## [EXERCISE AIM]
Line by line, copy the records below exactly.

## [TASK MATERIAL]
# # # # #

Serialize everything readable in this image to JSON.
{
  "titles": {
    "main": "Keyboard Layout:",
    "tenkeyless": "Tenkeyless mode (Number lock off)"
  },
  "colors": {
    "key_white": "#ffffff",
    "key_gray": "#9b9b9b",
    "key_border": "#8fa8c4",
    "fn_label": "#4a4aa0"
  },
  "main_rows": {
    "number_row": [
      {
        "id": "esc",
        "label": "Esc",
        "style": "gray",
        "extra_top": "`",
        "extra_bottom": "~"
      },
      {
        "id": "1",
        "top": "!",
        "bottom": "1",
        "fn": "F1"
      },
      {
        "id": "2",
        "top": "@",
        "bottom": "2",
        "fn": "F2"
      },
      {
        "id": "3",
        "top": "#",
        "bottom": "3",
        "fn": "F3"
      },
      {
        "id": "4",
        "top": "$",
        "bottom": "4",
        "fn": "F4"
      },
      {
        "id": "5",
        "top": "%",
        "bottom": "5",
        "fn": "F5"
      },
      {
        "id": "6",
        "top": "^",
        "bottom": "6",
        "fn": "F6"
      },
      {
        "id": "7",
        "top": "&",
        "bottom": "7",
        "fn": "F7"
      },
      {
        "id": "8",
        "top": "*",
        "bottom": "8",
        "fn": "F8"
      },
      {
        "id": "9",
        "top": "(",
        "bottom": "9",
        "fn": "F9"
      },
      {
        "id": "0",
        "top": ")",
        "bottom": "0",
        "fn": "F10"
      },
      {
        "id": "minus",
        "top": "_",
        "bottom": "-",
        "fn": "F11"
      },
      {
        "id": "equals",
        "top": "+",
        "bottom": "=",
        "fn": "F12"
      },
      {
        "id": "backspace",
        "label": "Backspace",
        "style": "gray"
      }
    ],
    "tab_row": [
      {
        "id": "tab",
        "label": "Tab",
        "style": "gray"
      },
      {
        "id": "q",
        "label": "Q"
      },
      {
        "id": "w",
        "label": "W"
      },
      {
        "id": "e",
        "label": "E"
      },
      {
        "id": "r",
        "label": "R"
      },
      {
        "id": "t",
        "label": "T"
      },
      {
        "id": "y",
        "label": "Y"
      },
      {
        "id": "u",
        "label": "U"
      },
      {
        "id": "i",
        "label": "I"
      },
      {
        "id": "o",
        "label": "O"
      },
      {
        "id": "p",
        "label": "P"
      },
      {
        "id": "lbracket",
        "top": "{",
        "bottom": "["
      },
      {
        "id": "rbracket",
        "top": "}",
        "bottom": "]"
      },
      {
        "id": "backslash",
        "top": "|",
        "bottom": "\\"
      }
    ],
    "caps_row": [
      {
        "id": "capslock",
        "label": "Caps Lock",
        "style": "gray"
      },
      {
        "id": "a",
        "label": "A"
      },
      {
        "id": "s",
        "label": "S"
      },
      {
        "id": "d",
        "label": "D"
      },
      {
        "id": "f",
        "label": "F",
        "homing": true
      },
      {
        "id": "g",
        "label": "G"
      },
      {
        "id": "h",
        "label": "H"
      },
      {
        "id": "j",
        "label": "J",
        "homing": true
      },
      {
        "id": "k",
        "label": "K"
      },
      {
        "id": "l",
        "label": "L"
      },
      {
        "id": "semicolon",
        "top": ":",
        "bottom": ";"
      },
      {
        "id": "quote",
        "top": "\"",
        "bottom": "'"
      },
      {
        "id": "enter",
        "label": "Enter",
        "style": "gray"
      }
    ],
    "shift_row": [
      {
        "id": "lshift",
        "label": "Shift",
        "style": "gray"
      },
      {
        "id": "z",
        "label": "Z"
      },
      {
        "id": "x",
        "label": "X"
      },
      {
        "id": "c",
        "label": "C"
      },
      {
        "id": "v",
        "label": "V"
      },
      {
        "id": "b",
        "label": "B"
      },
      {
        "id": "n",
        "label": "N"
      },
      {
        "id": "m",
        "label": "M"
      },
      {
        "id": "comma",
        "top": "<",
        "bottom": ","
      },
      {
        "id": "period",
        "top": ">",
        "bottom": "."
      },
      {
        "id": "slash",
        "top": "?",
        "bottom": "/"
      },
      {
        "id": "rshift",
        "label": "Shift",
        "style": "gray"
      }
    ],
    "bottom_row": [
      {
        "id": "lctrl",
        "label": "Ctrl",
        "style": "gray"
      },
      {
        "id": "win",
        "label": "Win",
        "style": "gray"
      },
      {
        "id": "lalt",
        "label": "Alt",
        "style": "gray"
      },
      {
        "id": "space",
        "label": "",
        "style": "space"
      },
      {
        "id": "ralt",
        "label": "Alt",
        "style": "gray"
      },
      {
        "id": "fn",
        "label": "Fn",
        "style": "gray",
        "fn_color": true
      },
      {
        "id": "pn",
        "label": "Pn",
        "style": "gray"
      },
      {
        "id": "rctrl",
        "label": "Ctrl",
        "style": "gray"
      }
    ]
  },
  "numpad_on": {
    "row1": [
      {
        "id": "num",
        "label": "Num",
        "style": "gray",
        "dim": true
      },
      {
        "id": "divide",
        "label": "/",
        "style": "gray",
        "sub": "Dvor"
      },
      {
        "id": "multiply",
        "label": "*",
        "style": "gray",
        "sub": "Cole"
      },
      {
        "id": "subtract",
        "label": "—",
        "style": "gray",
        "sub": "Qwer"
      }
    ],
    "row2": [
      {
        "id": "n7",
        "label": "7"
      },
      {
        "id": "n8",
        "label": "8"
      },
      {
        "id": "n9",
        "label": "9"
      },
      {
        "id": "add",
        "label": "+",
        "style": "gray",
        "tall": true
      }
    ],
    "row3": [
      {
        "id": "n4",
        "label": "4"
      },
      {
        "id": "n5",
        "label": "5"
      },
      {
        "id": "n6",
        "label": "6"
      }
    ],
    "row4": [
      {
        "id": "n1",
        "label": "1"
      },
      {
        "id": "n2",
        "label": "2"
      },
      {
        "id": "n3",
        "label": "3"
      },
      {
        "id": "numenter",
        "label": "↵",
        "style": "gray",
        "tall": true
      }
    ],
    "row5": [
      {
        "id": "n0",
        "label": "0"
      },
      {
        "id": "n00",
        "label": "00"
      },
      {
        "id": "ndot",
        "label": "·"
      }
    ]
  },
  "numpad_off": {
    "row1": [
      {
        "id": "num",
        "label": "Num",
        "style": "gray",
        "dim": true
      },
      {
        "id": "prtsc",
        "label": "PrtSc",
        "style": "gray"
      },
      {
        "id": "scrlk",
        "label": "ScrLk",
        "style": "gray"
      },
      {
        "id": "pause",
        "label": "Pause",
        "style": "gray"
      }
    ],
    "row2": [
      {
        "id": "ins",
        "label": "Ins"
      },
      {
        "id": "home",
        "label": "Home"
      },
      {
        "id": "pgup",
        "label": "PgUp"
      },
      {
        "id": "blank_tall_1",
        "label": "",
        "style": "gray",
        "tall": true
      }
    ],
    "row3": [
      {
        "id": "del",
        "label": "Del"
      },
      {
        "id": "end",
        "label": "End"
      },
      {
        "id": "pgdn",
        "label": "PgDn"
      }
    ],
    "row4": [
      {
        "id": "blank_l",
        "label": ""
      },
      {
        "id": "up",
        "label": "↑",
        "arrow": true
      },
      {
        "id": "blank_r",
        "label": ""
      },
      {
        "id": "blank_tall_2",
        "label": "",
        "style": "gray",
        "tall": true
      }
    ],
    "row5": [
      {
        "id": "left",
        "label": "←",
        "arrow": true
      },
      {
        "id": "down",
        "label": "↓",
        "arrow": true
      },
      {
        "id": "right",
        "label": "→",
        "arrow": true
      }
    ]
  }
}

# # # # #

## [TASK RESPONSE]
Serialize everything readable in this image to JSON.
{
  "titles": {
    "main": "Keyboard Layout:",
    "tenkeyless": "Tenkeyless mode (Number lock off)"
  },
  "colors": {
    "key_white": "#ffffff",
    "key_gray": "#9b9b9b",
    "key_border": "#8fa8c4",
    "fn_label": "#4a4aa0"
  },
  "main_rows": {
    "number_row": [
      {
        "id": "esc",
        "label": "Esc",
        "style": "gray",
        "extra_top": "`",
        "extra_bottom": "~"
      },
      {
        "id": "1",
        "top": "!",
        "bottom": "1",
        "fn": "F1"
      },
      {
        "id": "2",
        "top": "@",
        "bottom": "2",
        "fn": "F2"
      },
      {
        "id": "3",
        "top": "#",
        "bottom": "3",
        "fn": "F3"
      },
      {
        "id": "4",
        "top": "$",
        "bottom": "4",
        "fn": "F4"
      },
      {
        "id": "5",
        "top": "%",
        "bottom": "5",
        "fn": "F5"
      },
      {
        "id": "6",
        "top": "^",
        "bottom": "6",
        "fn": "F6"
      },
      {
        "id": "7",
        "top": "&",
        "bottom": "7",
        "fn": "F7"
      },
      {
        "id": "8",
        "top": "*",
        "bottom": "8",
        "fn": "F8"
      },
      {
        "id": "9",
        "top": "(",
        "bottom": "9",
        "fn": "F9"
      },
      {
        "id": "0",
        "top": ")",
        "bottom": "0",
        "fn": "F10"
      },
      {
        "id": "minus",
        "top": "_",
        "bottom": "-",
        "fn": "F11"
      },
      {
        "id": "equals",
        "top": "+",
        "bottom": "=",
        "fn": "F12"
      },
      {
        "id": "backspace",
        "label": "Backspace",
        "style": "gray"
      }
    ],
    "tab_row": [
      {
        "id": "tab",
        "label": "Tab",
        "style": "gray"
      },
      {
        "id": "q",
        "label": "Q"
      },
      {
        "id": "w",
        "label": "W"
      },
      {
        "id": "e",
        "label": "E"
      },
      {
        "id": "r",
        "label": "R"
      },
      {
        "id": "t",
        "label": "T"
      },
      {
        "id": "y",
        "label": "Y"
      },
      {
        "id": "u",
        "label": "U"
      },
      {
        "id": "i",
        "label": "I"
      },
      {
        "id": "o",
        "label": "O"
      },
      {
        "id": "p",
        "label": "P"
      },
      {
        "id": "lbracket",
        "top": "{",
        "bottom": "["
      },
      {
        "id": "rbracket",
        "top": "}",
        "bottom": "]"
      },
      {
        "id": "backslash",
        "top": "|",
        "bottom": "\\"
      }
    ],
    "caps_row": [
      {
        "id": "capslock",
        "label": "Caps Lock",
        "style": "gray"
      },
      {
        "id": "a",
        "label": "A"
      },
      {
        "id": "s",
        "label": "S"
      },
      {
        "id": "d",
        "label": "D"
      },
      {
        "id": "f",
        "label": "F",
        "homing": true
      },
      {
        "id": "g",
        "label": "G"
      },
      {
        "id": "h",
        "label": "H"
      },
      {
        "id": "j",
        "label": "J",
        "homing": true
      },
      {
        "id": "k",
        "label": "K"
      },
      {
        "id": "l",
        "label": "L"
      },
      {
        "id": "semicolon",
        "top": ":",
        "bottom": ";"
      },
      {
        "id": "quote",
        "top": "\"",
        "bottom": "'"
      },
      {
        "id": "enter",
        "label": "Enter",
        "style": "gray"
      }
    ],
    "shift_row": [
      {
        "id": "lshift",
        "label": "Shift",
        "style": "gray"
      },
      {
        "id": "z",
        "label": "Z"
      },
      {
        "id": "x",
        "label": "X"
      },
      {
        "id": "c",
        "label": "C"
      },
      {
        "id": "v",
        "label": "V"
      },
      {
        "id": "b",
        "label": "B"
      },
      {
        "id": "n",
        "label": "N"
      },
      {
        "id": "m",
        "label": "M"
      },
      {
        "id": "comma",
        "top": "<",
        "bottom": ","
      },
      {
        "id": "period",
        "top": ">",
        "bottom": "."
      },
      {
        "id": "slash",
        "top": "?",
        "bottom": "/"
      },
      {
        "id": "rshift",
        "label": "Shift",
        "style": "gray"
      }
    ],
    "bottom_row": [
      {
        "id": "lctrl",
        "label": "Ctrl",
        "style": "gray"
      },
      {
        "id": "win",
        "label": "Win",
        "style": "gray"
      },
      {
        "id": "lalt",
        "label": "Alt",
        "style": "gray"
      },
      {
        "id": "space",
        "label": "",
        "style": "space"
      },
      {
        "id": "ralt",
        "label": "Alt",
        "style": "gray"
      },
      {
        "id": "fn",
        "label": "Fn",
        "style": "gray",
        "fn_color": true
      },
      {
        "id": "pn",
        "label": "Pn",
        "style": "gray"
      },
      {
        "id": "rctrl",
        "label": "Ctrl",
        "style": "gray"
      }
    ]
  },
  "numpad_on": {
    "row1": [
      {
        "id": "num",
        "label": "Num",
        "style": "gray",
        "dim": true
      },
      {
        "id": "divide",
        "label": "/",
        "style": "gray",
        "sub": "Dvor"
      },
      {
        "id": "multiply",
        "label": "*",
        "style": "gray",
        "sub": "Cole"
      },
      {
        "id": "subtract",
        "label": "—",
        "style": "gray",
        "sub": "Qwer"
      }
    ],
    "row2": [
      {
        "id": "n7",
        "label": "7"
      },
      {
        "id": "n8",
        "label": "8"
      },
      {
        "id": "n9",
        "label": "9"
      },
      {
        "id": "add",
        "label": "+",
        "style": "gray",
        "tall": true
      }
    ],
    "row3": [
      {
        "id": "n4",
        "label": "4"
      },
      {
        "id": "n5",
        "label": "5"
      },
      {
        "id": "n6",
        "label": "6"
      }
    ],
    "row4": [
      {
        "id": "n1",
        "label": "1"
      },
      {
        "id": "n2",
        "label": "2"
      },
      {
        "id": "n3",
        "label": "3"
      },
      {
        "id": "numenter",
        "label": "↵",
        "style": "gray",
        "tall": true
      }
    ],
    "row5": [
      {
        "id": "n0",
        "label": "0"
      },
      {
        "id": "n00",
        "label": "00"
      },
      {
        "id": "ndot",
        "label": "·"
      }
    ]
  },
  "numpad_off": {
    "row1": [
      {
        "id": "num",
        "label": "Num",
        "style": "gray",
        "dim": true
      },
      {
        "id": "prtsc",
        "label": "PrtSc",
        "style": "gray"
      },
      {
        "id": "scrlk",
        "label": "ScrLk",
        "style": "gray"
      },
      {
        "id": "pause",
        "label": "Pause",
        "style": "gray"
      }
    ],
    "row2": [
      {
        "id": "ins",
        "label": "Ins"
      },
      {
        "id": "home",
        "label": "Home"
      },
      {
        "id": "pgup",
        "label": "PgUp"
      },
      {
        "id": "blank_tall_1",
        "label": "",
        "style": "gray",
        "tall": true
      }
    ],
    "row3": [
      {
        "id": "del",
        "label": "Del"
      },
      {
        "id": "end",
        "label": "End"
      },
      {
        "id": "pgdn",
        "label": "PgDn"
      }
    ],
    "row4": [
      {
        "id": "blank_l",
        "label": ""
      },
      {
        "id": "up",
        "label": "↑",
        "arrow": true
      },
      {
        "id": "blank_r",
        "label": ""
      },
      {
        "id": "blank_tall_2",
        "label": "",
        "style": "gray",
        "tall": true
      }
    ],
    "row5": [
      {
        "id": "left",
        "label": "←",
        "arrow": true
      },
      {
        "id": "down",
        "label": "↓",
        "arrow": true
      },
      {
        "id": "right",
        "label": "→",
        "arrow": true
      }
    ]
  }
}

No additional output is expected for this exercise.